Begun in October 2016, the process is designed to envision a future for the community and create “an achievable strategy” document that guides Athens’ economic and community development for the next 20 years. County officials also hope to use the results in updating the county’s comprehensive planning documents.

The 225 or so participants at Thursday night’s gathering ranked several goals for improving Athens that have emerged in other Envision Athens sessions. Some participants have been in Athens for as little as two weeks, while others are Athens natives now working professional jobs. The goals were gleaned from 3,700 comments offered by 600 people during the public meetings and focus groups, and online, over the past few months. Participants at the Community Summit heard some of the community assessment research the consultants shared. The full assessment can be found at

Some of the information is widely known, but some isn’t. Athens Clarke County has a 36.7 percent poverty rate that falls to 28.4 percent without UGA students. The number of families with children is decreasing, while the number of those 65 and older is increasing. The number of multi-family housing units exceeds single-family housing units. In the last 10 years, roughly 2,000 manufacturing jobs have disappeared, and 2,000 in health care and social assistance have been added. Half of the population is 26 or younger. Between 2000–2015, the county added 7,000 residents, and it’s likely to continue its steady growth.

Attendees used their cell phones or tablets to participate in a live poll, ranking various topics as important or not. How important is a vibrant arts scene? What about the unique character and value of all of Athens’ neighborhoods? Should we protect agricultural land? Is public education important? What about improving transportation choices, including transit, biking and walking? Is there support for having diverse housing options for residents?

How could anyone but a Grinch dismiss any of these topics?

The consultants wanted to assess the level of support among the participants for various topics cited by earlier participants.

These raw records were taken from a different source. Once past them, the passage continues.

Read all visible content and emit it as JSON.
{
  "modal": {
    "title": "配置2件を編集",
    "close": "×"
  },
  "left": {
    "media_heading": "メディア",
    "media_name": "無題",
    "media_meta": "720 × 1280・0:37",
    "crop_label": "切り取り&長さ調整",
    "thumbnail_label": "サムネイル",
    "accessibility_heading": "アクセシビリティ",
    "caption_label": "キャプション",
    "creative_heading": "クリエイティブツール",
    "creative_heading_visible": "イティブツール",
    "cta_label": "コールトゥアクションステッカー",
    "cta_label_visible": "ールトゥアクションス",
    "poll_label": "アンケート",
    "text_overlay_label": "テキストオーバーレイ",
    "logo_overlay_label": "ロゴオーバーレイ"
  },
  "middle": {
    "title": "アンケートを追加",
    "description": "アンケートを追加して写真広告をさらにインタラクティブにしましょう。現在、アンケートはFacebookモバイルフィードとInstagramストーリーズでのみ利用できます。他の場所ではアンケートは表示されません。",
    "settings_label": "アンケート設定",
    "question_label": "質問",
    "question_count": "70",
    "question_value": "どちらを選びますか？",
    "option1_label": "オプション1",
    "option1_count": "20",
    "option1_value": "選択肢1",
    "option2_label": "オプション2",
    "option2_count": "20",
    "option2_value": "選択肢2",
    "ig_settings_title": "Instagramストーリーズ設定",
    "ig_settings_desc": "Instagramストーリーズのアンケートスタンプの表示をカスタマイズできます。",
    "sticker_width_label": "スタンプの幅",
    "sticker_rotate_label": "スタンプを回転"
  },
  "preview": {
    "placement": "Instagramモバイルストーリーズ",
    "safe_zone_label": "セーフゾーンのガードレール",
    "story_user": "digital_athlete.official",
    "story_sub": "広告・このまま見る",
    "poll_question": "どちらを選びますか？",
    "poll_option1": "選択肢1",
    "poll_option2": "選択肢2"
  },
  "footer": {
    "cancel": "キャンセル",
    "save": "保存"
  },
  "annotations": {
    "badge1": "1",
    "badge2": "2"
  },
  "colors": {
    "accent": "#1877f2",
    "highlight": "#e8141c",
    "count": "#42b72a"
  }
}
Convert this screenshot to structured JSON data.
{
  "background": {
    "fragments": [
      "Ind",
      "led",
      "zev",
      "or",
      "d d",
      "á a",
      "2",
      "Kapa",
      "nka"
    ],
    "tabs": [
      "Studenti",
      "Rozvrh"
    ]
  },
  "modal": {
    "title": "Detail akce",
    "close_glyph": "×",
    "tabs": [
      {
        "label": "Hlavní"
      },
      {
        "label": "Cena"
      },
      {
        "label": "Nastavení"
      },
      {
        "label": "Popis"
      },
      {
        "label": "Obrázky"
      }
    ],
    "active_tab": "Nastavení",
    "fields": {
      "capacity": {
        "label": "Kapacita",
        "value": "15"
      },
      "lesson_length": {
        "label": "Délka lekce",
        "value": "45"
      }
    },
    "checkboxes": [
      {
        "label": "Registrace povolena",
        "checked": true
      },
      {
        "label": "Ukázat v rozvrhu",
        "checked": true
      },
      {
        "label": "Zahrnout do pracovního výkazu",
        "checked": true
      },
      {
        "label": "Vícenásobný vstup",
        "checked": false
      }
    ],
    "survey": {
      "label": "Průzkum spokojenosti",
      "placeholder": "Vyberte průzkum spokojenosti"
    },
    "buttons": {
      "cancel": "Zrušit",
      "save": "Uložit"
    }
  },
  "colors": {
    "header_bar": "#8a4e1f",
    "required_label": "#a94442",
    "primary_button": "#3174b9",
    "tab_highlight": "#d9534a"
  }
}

It’s as if a yard has been sodded, seeded and weeded, then mowed with a high blade, and now it’s being mowed again with a much lower one until, finally, we’ll have a perfect putting green.

Come June, there will be a Community Choices Workshop. Stay tuned.